**Task prompt**
The answer must consist of every line below that holds the word "Healthy".

Dataset entries
-=-=-

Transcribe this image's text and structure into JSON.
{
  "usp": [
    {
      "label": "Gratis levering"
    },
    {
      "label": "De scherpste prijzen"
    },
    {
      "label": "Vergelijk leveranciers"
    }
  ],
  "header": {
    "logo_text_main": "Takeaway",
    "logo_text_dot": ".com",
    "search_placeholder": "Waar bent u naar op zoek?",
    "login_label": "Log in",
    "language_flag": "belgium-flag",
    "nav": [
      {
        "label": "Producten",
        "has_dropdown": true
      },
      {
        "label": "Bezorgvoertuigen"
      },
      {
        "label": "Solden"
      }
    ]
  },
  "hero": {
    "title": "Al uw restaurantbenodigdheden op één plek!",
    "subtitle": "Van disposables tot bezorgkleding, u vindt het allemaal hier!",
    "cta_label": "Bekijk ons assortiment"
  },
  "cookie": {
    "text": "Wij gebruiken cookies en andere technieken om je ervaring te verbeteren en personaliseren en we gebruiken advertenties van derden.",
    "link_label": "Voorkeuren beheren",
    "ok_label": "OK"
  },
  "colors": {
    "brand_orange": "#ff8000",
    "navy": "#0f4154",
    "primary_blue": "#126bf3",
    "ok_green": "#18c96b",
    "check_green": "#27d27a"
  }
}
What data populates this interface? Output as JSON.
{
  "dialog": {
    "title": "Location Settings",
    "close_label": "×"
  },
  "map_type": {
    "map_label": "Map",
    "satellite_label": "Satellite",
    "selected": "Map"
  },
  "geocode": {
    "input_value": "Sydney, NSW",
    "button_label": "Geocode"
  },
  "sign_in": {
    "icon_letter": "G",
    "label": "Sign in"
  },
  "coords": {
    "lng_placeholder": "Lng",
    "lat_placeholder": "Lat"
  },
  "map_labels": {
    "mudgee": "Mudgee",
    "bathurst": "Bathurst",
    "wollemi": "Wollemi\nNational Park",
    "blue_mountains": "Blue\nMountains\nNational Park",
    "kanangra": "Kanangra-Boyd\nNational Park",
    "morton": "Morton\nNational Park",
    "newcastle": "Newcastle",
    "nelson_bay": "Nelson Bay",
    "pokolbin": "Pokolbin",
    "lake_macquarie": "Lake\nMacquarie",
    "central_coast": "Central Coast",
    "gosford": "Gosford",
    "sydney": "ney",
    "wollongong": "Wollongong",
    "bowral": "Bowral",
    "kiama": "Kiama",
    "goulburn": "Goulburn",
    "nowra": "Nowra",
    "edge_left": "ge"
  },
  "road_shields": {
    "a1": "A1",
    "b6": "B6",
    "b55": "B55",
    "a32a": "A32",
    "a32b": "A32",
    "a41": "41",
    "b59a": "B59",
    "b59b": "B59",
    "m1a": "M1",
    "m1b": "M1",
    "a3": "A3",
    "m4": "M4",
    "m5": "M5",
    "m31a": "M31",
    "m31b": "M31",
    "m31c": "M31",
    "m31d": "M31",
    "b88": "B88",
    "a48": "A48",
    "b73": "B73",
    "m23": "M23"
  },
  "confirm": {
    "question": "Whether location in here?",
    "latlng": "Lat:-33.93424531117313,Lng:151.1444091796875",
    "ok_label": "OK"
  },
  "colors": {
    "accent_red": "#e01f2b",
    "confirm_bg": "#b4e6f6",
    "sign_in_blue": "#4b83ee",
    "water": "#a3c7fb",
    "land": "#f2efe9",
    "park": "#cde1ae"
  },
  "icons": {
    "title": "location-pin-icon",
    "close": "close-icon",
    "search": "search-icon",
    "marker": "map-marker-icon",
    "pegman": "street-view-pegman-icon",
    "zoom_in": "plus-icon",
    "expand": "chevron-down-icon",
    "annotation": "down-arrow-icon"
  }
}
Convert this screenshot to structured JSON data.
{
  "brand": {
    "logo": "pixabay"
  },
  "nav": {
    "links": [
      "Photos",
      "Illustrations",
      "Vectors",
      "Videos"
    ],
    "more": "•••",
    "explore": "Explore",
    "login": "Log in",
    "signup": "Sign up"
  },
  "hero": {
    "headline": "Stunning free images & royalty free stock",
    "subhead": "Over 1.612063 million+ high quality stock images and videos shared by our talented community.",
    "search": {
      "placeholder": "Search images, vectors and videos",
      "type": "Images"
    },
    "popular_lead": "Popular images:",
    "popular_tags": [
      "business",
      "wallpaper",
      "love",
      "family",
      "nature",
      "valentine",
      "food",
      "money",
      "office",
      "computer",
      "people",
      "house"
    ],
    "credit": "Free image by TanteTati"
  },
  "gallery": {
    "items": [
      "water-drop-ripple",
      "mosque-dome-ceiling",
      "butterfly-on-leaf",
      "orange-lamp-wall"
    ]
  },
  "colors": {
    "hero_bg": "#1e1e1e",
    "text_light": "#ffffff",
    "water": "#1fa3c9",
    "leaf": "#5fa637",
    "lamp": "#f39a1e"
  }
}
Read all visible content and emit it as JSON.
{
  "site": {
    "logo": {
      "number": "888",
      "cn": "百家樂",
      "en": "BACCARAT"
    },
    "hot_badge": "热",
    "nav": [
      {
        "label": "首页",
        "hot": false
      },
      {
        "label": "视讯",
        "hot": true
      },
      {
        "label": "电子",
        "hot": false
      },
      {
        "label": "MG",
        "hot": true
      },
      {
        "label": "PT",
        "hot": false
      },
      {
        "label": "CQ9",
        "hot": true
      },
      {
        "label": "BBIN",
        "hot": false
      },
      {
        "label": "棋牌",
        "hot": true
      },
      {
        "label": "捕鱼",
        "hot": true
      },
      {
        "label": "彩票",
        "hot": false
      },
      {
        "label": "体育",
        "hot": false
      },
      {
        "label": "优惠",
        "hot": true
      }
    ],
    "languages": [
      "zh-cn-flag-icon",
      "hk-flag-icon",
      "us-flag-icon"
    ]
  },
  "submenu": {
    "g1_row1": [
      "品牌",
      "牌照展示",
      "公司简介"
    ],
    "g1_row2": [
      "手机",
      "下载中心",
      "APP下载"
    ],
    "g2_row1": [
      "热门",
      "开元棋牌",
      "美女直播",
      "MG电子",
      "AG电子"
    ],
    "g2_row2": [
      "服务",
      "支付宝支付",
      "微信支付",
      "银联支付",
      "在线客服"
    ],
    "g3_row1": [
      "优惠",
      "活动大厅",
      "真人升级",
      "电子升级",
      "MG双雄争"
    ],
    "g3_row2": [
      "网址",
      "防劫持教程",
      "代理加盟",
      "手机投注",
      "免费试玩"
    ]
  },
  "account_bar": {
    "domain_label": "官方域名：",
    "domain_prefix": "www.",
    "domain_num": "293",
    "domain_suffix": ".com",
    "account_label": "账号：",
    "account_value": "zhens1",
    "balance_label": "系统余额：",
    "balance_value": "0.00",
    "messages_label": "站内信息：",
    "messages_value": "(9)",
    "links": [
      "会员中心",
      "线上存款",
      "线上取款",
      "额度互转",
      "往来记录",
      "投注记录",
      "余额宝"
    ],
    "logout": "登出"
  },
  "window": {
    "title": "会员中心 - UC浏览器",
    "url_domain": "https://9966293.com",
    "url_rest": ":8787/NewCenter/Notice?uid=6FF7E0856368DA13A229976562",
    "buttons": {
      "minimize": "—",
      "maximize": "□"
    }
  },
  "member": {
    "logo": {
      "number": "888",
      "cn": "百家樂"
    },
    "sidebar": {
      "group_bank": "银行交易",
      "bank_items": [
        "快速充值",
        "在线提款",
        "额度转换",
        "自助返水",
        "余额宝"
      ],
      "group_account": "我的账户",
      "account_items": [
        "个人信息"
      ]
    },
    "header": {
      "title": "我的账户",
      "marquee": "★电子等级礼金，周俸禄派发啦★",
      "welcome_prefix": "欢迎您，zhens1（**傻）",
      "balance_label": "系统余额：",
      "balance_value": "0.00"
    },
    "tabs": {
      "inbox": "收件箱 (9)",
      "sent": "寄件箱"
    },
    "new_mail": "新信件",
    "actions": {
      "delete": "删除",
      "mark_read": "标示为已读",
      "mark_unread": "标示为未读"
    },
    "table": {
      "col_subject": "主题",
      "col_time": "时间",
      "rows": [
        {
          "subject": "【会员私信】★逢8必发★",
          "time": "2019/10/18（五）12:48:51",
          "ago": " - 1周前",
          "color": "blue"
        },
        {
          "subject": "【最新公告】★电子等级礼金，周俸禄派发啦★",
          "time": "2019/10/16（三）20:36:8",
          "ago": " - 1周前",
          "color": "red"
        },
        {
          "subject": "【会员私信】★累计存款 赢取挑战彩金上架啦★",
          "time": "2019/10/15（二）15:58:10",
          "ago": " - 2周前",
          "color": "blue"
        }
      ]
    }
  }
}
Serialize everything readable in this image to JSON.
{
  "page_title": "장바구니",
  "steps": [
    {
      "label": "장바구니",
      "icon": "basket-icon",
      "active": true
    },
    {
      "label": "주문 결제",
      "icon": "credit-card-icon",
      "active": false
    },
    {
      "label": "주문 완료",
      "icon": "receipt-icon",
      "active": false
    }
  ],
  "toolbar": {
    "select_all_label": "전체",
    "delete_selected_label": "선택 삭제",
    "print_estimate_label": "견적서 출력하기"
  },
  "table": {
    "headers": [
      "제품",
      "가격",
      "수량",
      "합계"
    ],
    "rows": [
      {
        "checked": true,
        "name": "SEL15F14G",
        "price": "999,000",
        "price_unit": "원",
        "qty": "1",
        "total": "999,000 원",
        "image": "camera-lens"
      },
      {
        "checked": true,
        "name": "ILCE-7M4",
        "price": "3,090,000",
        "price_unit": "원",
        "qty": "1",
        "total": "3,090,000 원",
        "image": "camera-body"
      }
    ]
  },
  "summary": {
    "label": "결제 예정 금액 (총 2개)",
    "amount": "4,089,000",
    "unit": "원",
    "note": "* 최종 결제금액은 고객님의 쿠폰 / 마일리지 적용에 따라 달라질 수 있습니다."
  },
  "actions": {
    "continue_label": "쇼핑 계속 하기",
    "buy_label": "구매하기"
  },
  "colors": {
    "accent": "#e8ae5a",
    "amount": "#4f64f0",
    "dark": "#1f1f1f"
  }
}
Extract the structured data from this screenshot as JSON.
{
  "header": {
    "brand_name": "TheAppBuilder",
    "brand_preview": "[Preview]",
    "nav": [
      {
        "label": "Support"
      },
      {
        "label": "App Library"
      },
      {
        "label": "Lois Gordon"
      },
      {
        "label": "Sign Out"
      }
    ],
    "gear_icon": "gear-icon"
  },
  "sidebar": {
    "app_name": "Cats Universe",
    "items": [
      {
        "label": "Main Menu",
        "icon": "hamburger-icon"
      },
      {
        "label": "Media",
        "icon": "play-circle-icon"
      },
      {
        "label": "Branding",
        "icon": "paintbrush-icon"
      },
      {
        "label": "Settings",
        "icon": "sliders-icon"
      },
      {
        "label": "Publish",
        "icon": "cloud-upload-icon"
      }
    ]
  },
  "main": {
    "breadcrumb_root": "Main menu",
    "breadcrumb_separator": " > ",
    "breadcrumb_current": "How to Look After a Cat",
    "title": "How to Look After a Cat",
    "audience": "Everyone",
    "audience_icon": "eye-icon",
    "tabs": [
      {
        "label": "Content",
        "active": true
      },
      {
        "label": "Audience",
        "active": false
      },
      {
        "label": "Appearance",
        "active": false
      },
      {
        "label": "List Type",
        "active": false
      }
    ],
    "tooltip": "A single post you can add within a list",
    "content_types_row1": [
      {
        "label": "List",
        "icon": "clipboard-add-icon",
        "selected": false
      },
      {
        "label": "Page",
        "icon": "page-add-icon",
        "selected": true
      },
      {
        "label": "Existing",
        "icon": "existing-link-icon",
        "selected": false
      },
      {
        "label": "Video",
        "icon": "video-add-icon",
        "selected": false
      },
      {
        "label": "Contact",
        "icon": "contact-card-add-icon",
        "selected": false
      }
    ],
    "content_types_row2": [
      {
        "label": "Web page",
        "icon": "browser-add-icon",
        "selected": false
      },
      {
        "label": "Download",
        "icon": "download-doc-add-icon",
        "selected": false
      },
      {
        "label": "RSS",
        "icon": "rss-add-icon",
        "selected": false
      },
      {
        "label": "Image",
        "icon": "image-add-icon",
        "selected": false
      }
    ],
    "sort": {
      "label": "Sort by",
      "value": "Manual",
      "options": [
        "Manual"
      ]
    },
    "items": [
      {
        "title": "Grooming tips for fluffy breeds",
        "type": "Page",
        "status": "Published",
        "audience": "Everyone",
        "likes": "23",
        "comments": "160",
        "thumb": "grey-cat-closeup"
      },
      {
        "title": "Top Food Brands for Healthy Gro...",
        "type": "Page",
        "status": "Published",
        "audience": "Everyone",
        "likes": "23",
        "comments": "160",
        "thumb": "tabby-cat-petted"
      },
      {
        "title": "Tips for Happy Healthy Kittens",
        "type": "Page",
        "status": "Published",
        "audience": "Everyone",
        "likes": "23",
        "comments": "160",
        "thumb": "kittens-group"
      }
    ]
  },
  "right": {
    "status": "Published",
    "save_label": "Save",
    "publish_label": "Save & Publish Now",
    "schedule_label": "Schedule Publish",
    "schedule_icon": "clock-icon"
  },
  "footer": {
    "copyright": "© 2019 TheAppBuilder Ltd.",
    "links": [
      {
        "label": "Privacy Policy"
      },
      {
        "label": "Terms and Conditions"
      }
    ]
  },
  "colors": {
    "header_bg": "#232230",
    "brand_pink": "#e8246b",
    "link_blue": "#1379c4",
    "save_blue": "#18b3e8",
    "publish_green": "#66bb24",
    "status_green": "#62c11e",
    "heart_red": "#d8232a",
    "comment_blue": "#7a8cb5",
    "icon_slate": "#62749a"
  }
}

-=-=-

**Output for this task**
        "title": "Top Food Brands for Healthy Gro...",
        "title": "Tips for Happy Healthy Kittens",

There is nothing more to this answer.